The changes to the criminal courts system amid the coronavirus crisis are difficult to spot at first.
Aside from the hand-sanitiser dispensers and warning signs dotted around the Criminal Courts of Justice (CCJ) on Dublin’s Parkgate Street, the wheels of justice appear to be turning relatively normally, albeit with a vastly reduced caseload. It is only when you look closer that the changes become clear.
In court six, where a woman is on trial for murder, there are six jurors only in the jury box. The rest are sitting in the body of the court in an attempt at social distancing. The jurors look to be less than 2m apart, but it’s better than nothing.
In another court, the jurors in the trial of a creche worker accused of sexual assault are considering their verdicts. Deliberations are not taking place in the jury room, but in the court itself where there is much more room.
Up in court 17, where the High Court bail list is being heard, only a handful of lawyers are allowed in at a time. Most defendants appear via video link from Cloverhill Prison with their images projected on large TV screens in the court.
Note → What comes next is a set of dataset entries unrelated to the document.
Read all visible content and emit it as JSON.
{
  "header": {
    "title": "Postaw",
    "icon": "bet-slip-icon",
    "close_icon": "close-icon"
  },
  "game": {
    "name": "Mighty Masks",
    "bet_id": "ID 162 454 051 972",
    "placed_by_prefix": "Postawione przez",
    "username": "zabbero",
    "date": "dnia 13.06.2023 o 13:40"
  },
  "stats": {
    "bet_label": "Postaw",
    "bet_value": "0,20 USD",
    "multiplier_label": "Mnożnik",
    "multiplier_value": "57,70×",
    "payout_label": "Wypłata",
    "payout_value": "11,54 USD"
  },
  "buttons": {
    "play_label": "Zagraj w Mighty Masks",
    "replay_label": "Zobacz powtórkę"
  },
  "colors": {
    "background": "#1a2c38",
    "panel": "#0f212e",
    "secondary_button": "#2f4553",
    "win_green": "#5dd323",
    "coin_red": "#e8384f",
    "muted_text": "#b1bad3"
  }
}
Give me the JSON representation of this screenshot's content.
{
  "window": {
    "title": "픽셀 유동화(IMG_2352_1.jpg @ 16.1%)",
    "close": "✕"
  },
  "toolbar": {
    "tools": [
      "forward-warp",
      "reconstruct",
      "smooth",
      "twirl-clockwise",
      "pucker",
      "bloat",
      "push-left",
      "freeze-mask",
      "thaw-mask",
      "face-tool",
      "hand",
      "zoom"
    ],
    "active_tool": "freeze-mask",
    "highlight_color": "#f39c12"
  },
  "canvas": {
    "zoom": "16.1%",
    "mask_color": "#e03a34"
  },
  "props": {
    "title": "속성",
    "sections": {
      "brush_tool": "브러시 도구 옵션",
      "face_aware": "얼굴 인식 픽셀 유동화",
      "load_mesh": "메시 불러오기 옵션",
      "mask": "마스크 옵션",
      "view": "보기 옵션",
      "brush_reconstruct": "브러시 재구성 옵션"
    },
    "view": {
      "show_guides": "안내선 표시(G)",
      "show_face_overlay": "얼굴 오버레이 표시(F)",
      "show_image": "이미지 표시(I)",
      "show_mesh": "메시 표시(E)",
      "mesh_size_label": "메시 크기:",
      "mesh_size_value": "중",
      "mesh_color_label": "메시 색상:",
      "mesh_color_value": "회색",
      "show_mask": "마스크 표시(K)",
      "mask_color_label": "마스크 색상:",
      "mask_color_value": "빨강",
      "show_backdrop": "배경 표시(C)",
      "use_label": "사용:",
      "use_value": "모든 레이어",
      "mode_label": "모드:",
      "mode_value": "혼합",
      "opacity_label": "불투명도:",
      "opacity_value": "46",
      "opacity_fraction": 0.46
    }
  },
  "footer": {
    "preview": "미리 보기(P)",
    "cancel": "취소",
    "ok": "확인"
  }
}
The few inmates in attendance are accompanied by prison officers who are clean shaven and wear no ties as part of hygiene measures ordered to prevent the nightmare scenario of a Covid-19 outbreak in the prison system.
The situation in the CCJ has improved since Monday, when barristers reported up to 80 people waiting together outside court. The Courts Service attributed the crowd to a “glitch in the system”.
The only real black mark on Tuesday was a large congregation on one of the floors. One group supporting the accused in a trial, the other backing the complainant. A handful of gardaí patrolled the floor, trying in vain to enforce social distancing protocols.
The most interesting case on the shortlist is a Italian woman convicted of helping to smuggle in illegal immigrants.
The interpreter is instructed to do her job from the other end of the defendant’s bench. When the arresting garda is called to give evidence, the registrar tells him to “hover your hand over the Bible to take the oath”.
There are only four jury trials ongoing in the State, all of which started before the coronavirus outbreak became a crisis. Just one trial has collapsed due to jurors being sick or unwilling to risk further service.
The courts are in “winding down mode”, says a Courts Service spokesman.
Only urgent cases, such as accused people in custody seeking bail, will be heard and it will likely be June or later before things start returning to normal, he adds.
Measures to make up the lost time, such as sitting through the traditional summer vacation, have not yet been considered.
In Court five, which deals with offenders who have pleaded guilty, a junior counsel wears a face mask and surgical gloves – the first update to the barristers’ uniform since 1685 when the profession adopted black robes to mourn the death of Charles II.
One lawyer complains to the judge he is not getting legal aid payments because his cases are being adjourned. Judge Melanie Greally sympathises, but says it is a matter for the Department of Justice.